In the wake of yesterday's SCOTUS decision re: file sharing programs, I expect we'll see tightening of all kinds of laws regarding the distribution networks involved in p2p and the way they're marketed.
To be clear: I don't uses p2p and never have, though I sometimes ask people to find hard-to-locate stuff for me. In that case, I'm using BlakNo1's perfectly legitimate (in my opinion) defense: if what I like is kind of obscure and the corporations which control legal access to media have deemed it not profitable enough to reproduce, well, I'm going to find it somewhere. I'd like to see p2p companies do a real analysis of what their programs are used for: I'll bet it's not so much for the girl of the month and more for stuff the mall doesn't stock. But then I'm an idealist, I guess.
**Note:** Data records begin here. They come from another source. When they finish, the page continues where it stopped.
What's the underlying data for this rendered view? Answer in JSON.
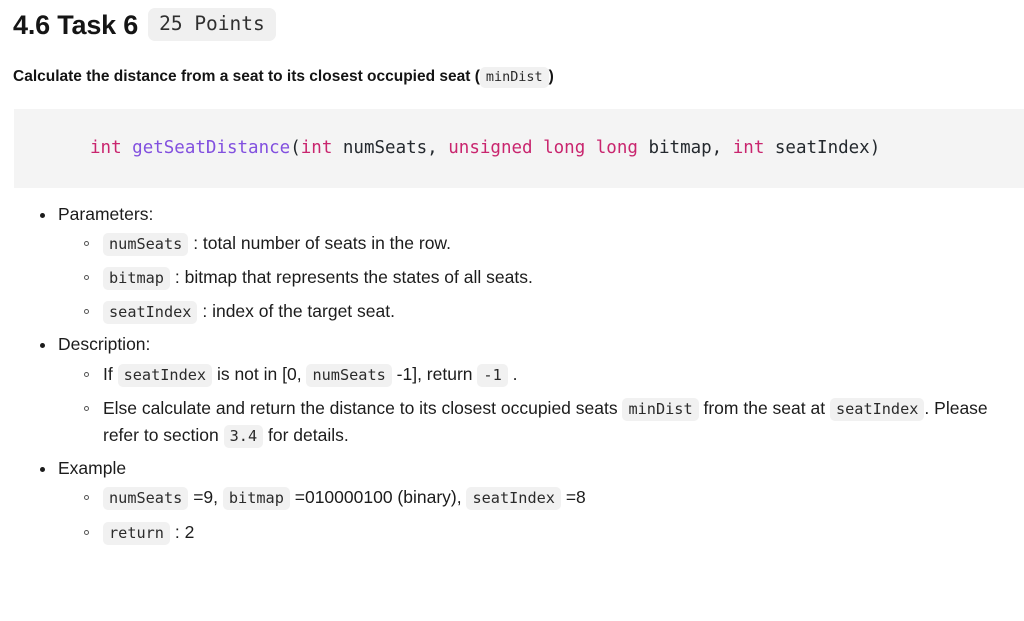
{
  "heading": {
    "number_title": "4.6 Task 6",
    "points_badge": "25 Points"
  },
  "subtitle": {
    "before": "Calculate the distance from a seat to its closest occupied seat (",
    "code": "minDist",
    "after": ")"
  },
  "code_block": {
    "language": "c",
    "tokens": [
      {
        "text": "int",
        "type": "keyword"
      },
      {
        "text": " ",
        "type": "plain"
      },
      {
        "text": "getSeatDistance",
        "type": "function"
      },
      {
        "text": "(",
        "type": "plain"
      },
      {
        "text": "int",
        "type": "keyword"
      },
      {
        "text": " numSeats, ",
        "type": "plain"
      },
      {
        "text": "unsigned long long",
        "type": "keyword"
      },
      {
        "text": " bitmap, ",
        "type": "plain"
      },
      {
        "text": "int",
        "type": "keyword"
      },
      {
        "text": " seatIndex)",
        "type": "plain"
      }
    ],
    "full_text": "int getSeatDistance(int numSeats, unsigned long long bitmap, int seatIndex)",
    "background": "#f4f4f4",
    "keyword_color": "#c9256e",
    "function_color": "#8250df",
    "plain_color": "#24292e"
  },
  "sections": {
    "parameters": {
      "label": "Parameters:",
      "items": [
        {
          "code": "numSeats",
          "text": ": total number of seats in the row."
        },
        {
          "code": "bitmap",
          "text": ": bitmap that represents the states of all seats."
        },
        {
          "code": "seatIndex",
          "text": ": index of the target seat."
        }
      ]
    },
    "description": {
      "label": "Description:",
      "item1": {
        "p1": "If",
        "c1": "seatIndex",
        "p2": "is not in [0,",
        "c2": "numSeats",
        "p3": "-1], return",
        "c3": "-1",
        "p4": "."
      },
      "item2": {
        "p1": "Else calculate and return the distance to its closest occupied seats",
        "c1": "minDist",
        "p2": "from the seat at",
        "c2": "seatIndex",
        "p3": ". Please refer to section",
        "c3": "3.4",
        "p4": "for details."
      }
    },
    "example": {
      "label": "Example",
      "item1": {
        "c1": "numSeats",
        "p1": "=9,",
        "c2": "bitmap",
        "p2": "=010000100 (binary),",
        "c3": "seatIndex",
        "p3": "=8"
      },
      "item2": {
        "c1": "return",
        "p1": ": 2"
      }
    }
  }
}
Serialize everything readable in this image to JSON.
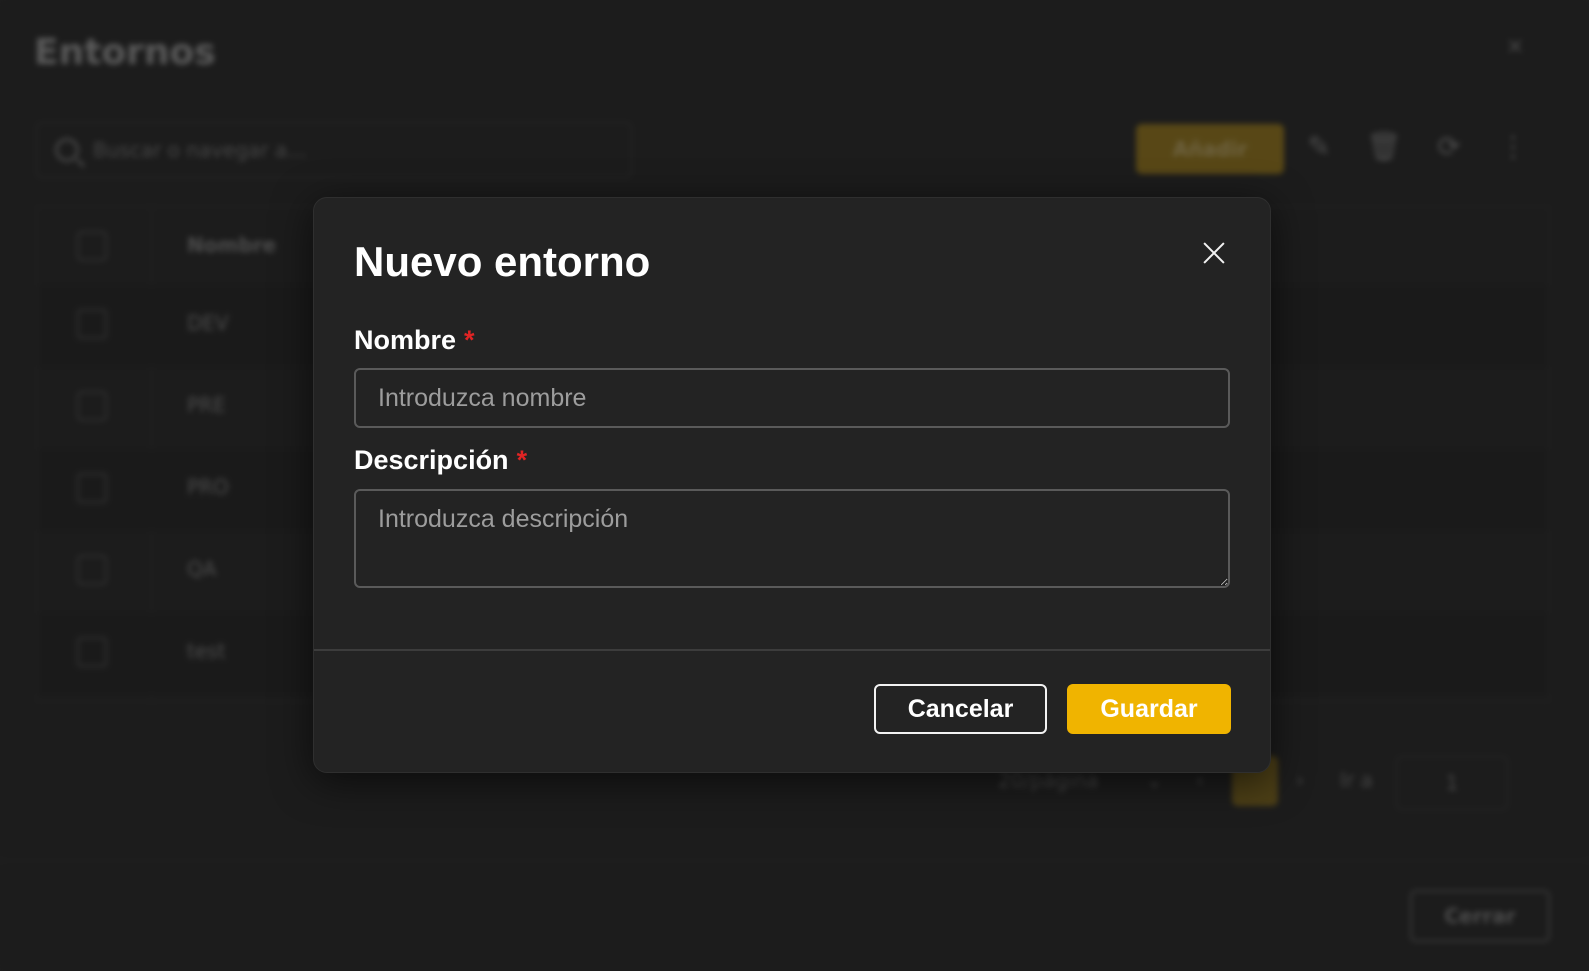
{
  "background": {
    "title": "Entornos",
    "close_icon": "×",
    "search_placeholder": "Buscar o navegar a...",
    "add_button": "Añadir",
    "table": {
      "header": "Nombre",
      "rows": [
        "DEV",
        "PRE",
        "PRO",
        "QA",
        "test"
      ]
    },
    "pager": {
      "page_size": "20/página",
      "current_page": "1",
      "goto_label": "Ir a",
      "goto_value": "1"
    },
    "close_button": "Cerrar"
  },
  "modal": {
    "title": "Nuevo entorno",
    "fields": {
      "name": {
        "label": "Nombre",
        "required_mark": "*",
        "placeholder": "Introduzca nombre",
        "value": ""
      },
      "description": {
        "label": "Descripción",
        "required_mark": "*",
        "placeholder": "Introduzca descripción",
        "value": ""
      }
    },
    "cancel_label": "Cancelar",
    "save_label": "Guardar"
  },
  "colors": {
    "accent": "#f0b400",
    "required": "#e02424",
    "background": "#232323"
  }
}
I mostly get songs sent to me, by like-minded friends and often by artists I've befriended. The latter category is presumably legitimate, but the former has to be "theft" in the strictest interpretation of the law. But then I burn CDs for friends too, which I guess is also verboten.
I suspect P2P wouldn't be much of a big deal if CD burners hadn't become affordable, but once those files could be burned and reproduced in other media or plopped onto mp3 players, the industry had an issue.
Do you use p2p? What for?